PROBLEM DESCRIPTION
Return every line of the data below that includes the string "dark".
<<<<
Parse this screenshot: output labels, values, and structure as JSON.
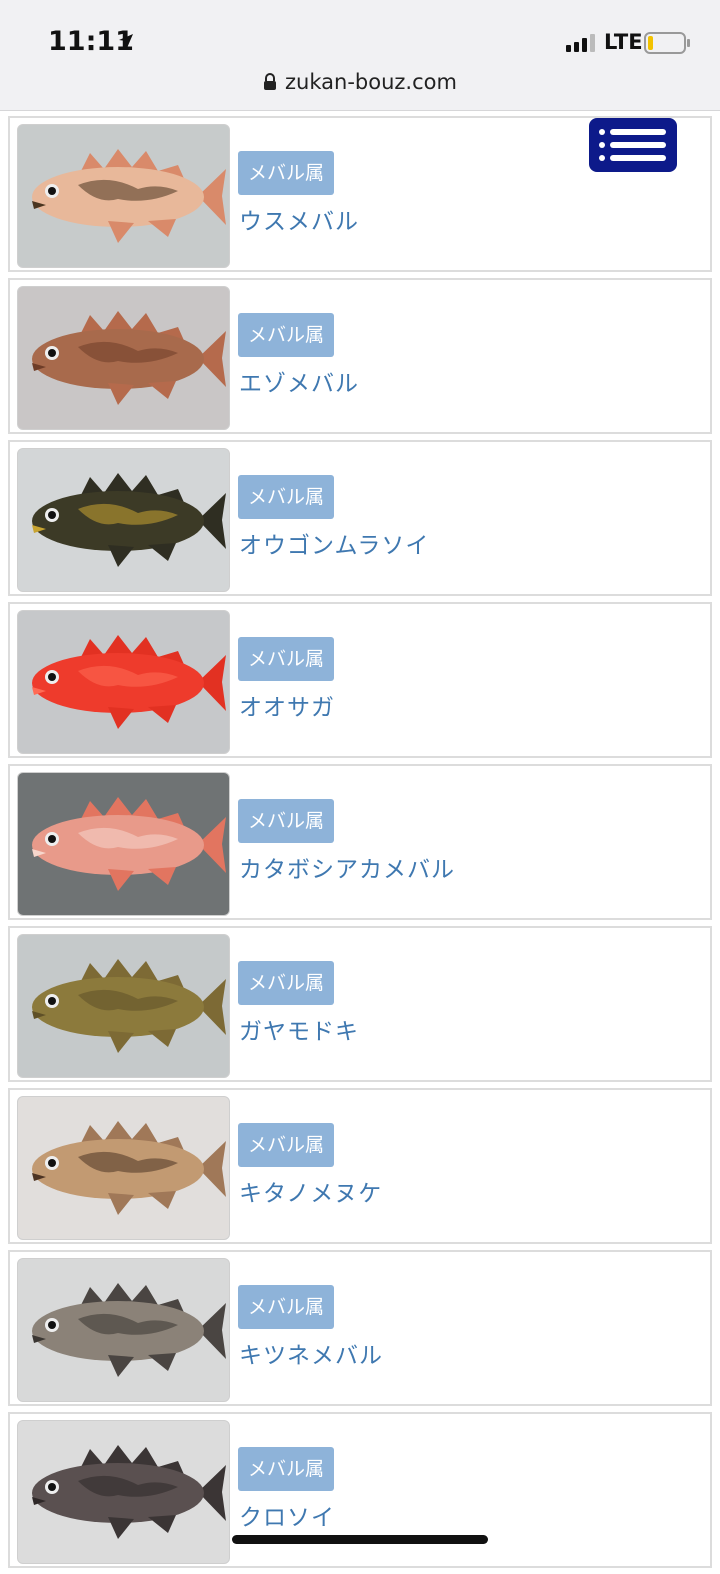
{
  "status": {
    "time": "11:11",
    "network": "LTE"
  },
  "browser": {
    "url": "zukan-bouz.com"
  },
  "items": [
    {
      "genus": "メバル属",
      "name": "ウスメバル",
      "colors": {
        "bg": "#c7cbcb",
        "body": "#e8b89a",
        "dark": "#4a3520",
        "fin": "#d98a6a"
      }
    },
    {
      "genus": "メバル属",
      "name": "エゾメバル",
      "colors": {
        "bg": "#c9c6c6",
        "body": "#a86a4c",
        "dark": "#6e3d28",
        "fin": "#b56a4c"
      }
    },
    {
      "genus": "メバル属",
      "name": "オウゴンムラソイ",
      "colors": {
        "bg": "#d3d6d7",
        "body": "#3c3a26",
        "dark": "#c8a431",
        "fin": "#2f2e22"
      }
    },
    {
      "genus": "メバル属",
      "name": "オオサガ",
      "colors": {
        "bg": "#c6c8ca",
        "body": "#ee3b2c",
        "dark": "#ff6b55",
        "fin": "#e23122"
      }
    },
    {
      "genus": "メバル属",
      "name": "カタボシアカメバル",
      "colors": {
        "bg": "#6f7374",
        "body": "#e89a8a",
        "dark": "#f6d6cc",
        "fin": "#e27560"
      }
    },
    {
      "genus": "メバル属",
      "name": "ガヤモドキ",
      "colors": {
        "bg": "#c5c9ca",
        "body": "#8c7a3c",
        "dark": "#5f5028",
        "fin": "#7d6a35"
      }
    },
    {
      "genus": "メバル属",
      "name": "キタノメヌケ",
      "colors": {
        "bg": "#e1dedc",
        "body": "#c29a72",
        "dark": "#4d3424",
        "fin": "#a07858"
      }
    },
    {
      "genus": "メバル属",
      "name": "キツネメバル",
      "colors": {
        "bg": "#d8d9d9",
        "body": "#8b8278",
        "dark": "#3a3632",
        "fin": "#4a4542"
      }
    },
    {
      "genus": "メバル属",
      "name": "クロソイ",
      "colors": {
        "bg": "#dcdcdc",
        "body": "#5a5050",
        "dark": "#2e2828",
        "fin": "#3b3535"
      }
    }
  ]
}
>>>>
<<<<
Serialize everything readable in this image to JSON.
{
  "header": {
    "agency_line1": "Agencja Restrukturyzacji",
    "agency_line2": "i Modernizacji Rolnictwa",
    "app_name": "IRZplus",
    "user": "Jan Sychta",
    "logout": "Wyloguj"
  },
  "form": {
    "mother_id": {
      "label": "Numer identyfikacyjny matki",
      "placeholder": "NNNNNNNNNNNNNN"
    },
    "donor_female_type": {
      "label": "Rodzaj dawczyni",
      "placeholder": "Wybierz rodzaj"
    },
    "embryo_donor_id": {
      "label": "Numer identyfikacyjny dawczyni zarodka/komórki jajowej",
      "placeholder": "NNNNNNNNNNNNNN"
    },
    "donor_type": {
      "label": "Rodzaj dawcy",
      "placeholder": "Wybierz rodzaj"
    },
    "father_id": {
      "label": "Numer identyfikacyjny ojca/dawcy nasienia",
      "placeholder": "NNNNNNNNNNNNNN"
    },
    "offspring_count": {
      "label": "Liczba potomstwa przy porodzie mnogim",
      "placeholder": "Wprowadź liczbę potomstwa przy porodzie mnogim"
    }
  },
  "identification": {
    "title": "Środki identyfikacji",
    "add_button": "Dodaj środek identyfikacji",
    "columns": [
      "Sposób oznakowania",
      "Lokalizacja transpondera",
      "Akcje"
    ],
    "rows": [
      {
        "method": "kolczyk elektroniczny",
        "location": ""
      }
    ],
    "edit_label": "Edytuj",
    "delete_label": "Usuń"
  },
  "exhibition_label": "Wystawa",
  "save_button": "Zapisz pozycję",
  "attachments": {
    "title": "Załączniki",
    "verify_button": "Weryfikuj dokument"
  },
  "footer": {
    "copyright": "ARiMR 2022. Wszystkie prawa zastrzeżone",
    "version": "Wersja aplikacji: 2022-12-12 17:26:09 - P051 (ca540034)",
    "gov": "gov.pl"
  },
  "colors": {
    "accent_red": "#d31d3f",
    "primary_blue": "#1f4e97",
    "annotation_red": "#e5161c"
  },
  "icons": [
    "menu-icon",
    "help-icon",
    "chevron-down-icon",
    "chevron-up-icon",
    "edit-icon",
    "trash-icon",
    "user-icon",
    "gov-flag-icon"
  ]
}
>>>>
YOUR RESPONSE
        "dark": "#4a3520",
        "dark": "#6e3d28",
        "dark": "#c8a431",
        "dark": "#ff6b55",
        "dark": "#f6d6cc",
        "dark": "#5f5028",
        "dark": "#4d3424",
        "dark": "#3a3632",
        "dark": "#2e2828",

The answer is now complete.